The material is to be repeated exactly, from first line to last.

Content starts

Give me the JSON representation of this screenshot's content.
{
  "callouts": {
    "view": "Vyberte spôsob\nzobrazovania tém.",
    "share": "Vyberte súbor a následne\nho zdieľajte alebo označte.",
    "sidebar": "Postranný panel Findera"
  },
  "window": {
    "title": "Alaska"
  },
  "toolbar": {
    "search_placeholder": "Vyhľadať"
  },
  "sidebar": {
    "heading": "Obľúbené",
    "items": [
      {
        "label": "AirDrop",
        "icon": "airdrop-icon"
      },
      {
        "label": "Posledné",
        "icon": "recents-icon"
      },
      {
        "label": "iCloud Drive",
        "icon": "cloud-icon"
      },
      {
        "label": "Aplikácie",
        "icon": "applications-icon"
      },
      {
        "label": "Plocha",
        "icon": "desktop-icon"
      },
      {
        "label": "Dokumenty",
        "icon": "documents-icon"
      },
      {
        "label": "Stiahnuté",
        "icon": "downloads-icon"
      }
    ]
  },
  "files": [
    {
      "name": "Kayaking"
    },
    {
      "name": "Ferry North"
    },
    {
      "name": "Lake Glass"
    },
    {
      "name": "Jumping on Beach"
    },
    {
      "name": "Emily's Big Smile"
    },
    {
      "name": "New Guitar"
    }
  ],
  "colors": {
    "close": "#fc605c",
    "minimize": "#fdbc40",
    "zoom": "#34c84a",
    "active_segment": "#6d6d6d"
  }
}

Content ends

## Answer for the task
Give me the JSON representation of this screenshot's content.
{
  "callouts": {
    "view": "Vyberte spôsob\nzobrazovania tém.",
    "share": "Vyberte súbor a následne\nho zdieľajte alebo označte.",
    "sidebar": "Postranný panel Findera"
  },
  "window": {
    "title": "Alaska"
  },
  "toolbar": {
    "search_placeholder": "Vyhľadať"
  },
  "sidebar": {
    "heading": "Obľúbené",
    "items": [
      {
        "label": "AirDrop",
        "icon": "airdrop-icon"
      },
      {
        "label": "Posledné",
        "icon": "recents-icon"
      },
      {
        "label": "iCloud Drive",
        "icon": "cloud-icon"
      },
      {
        "label": "Aplikácie",
        "icon": "applications-icon"
      },
      {
        "label": "Plocha",
        "icon": "desktop-icon"
      },
      {
        "label": "Dokumenty",
        "icon": "documents-icon"
      },
      {
        "label": "Stiahnuté",
        "icon": "downloads-icon"
      }
    ]
  },
  "files": [
    {
      "name": "Kayaking"
    },
    {
      "name": "Ferry North"
    },
    {
      "name": "Lake Glass"
    },
    {
      "name": "Jumping on Beach"
    },
    {
      "name": "Emily's Big Smile"
    },
    {
      "name": "New Guitar"
    }
  ],
  "colors": {
    "close": "#fc605c",
    "minimize": "#fdbc40",
    "zoom": "#34c84a",
    "active_segment": "#6d6d6d"
  }
}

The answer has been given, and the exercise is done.